Task requirements: Your reply should be the following data, copied exactly.

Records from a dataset
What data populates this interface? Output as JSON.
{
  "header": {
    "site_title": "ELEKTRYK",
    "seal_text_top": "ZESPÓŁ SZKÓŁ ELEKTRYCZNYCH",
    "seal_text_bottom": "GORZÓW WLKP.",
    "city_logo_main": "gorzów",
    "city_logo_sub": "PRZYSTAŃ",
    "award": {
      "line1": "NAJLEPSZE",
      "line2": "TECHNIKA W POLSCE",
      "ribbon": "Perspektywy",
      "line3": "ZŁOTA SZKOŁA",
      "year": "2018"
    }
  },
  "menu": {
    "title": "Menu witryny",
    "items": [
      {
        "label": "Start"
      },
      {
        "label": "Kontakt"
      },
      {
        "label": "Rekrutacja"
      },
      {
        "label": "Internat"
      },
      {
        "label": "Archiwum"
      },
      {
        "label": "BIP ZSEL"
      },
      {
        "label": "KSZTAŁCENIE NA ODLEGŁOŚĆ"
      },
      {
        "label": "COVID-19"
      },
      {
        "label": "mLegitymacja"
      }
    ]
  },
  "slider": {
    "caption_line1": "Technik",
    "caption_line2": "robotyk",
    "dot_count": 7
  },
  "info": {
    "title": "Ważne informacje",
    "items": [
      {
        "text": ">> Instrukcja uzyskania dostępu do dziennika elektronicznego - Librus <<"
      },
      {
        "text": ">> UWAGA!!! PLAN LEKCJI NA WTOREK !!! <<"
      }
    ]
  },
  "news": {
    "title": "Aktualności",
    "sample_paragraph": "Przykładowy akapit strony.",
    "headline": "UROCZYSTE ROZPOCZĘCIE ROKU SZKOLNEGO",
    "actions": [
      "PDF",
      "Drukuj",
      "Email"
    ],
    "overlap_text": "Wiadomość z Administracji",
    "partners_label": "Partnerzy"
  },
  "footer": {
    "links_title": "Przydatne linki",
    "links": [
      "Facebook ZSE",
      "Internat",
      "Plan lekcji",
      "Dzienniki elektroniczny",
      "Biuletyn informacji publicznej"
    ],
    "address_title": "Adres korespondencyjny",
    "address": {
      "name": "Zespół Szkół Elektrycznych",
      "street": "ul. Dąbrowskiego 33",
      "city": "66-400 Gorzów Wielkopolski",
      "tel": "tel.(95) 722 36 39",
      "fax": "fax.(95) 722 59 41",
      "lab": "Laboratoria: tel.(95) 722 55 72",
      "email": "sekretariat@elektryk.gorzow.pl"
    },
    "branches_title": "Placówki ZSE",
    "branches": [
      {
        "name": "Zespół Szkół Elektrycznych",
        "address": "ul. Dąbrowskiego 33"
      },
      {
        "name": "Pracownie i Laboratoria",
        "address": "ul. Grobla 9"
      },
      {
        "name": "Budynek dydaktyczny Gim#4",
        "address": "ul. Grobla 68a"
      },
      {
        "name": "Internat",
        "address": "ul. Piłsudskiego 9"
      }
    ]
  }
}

Your response:
What data populates this interface? Output as JSON.
{
  "header": {
    "site_title": "ELEKTRYK",
    "seal_text_top": "ZESPÓŁ SZKÓŁ ELEKTRYCZNYCH",
    "seal_text_bottom": "GORZÓW WLKP.",
    "city_logo_main": "gorzów",
    "city_logo_sub": "PRZYSTAŃ",
    "award": {
      "line1": "NAJLEPSZE",
      "line2": "TECHNIKA W POLSCE",
      "ribbon": "Perspektywy",
      "line3": "ZŁOTA SZKOŁA",
      "year": "2018"
    }
  },
  "menu": {
    "title": "Menu witryny",
    "items": [
      {
        "label": "Start"
      },
      {
        "label": "Kontakt"
      },
      {
        "label": "Rekrutacja"
      },
      {
        "label": "Internat"
      },
      {
        "label": "Archiwum"
      },
      {
        "label": "BIP ZSEL"
      },
      {
        "label": "KSZTAŁCENIE NA ODLEGŁOŚĆ"
      },
      {
        "label": "COVID-19"
      },
      {
        "label": "mLegitymacja"
      }
    ]
  },
  "slider": {
    "caption_line1": "Technik",
    "caption_line2": "robotyk",
    "dot_count": 7
  },
  "info": {
    "title": "Ważne informacje",
    "items": [
      {
        "text": ">> Instrukcja uzyskania dostępu do dziennika elektronicznego - Librus <<"
      },
      {
        "text": ">> UWAGA!!! PLAN LEKCJI NA WTOREK !!! <<"
      }
    ]
  },
  "news": {
    "title": "Aktualności",
    "sample_paragraph": "Przykładowy akapit strony.",
    "headline": "UROCZYSTE ROZPOCZĘCIE ROKU SZKOLNEGO",
    "actions": [
      "PDF",
      "Drukuj",
      "Email"
    ],
    "overlap_text": "Wiadomość z Administracji",
    "partners_label": "Partnerzy"
  },
  "footer": {
    "links_title": "Przydatne linki",
    "links": [
      "Facebook ZSE",
      "Internat",
      "Plan lekcji",
      "Dzienniki elektroniczny",
      "Biuletyn informacji publicznej"
    ],
    "address_title": "Adres korespondencyjny",
    "address": {
      "name": "Zespół Szkół Elektrycznych",
      "street": "ul. Dąbrowskiego 33",
      "city": "66-400 Gorzów Wielkopolski",
      "tel": "tel.(95) 722 36 39",
      "fax": "fax.(95) 722 59 41",
      "lab": "Laboratoria: tel.(95) 722 55 72",
      "email": "sekretariat@elektryk.gorzow.pl"
    },
    "branches_title": "Placówki ZSE",
    "branches": [
      {
        "name": "Zespół Szkół Elektrycznych",
        "address": "ul. Dąbrowskiego 33"
      },
      {
        "name": "Pracownie i Laboratoria",
        "address": "ul. Grobla 9"
      },
      {
        "name": "Budynek dydaktyczny Gim#4",
        "address": "ul. Grobla 68a"
      },
      {
        "name": "Internat",
        "address": "ul. Piłsudskiego 9"
      }
    ]
  }
}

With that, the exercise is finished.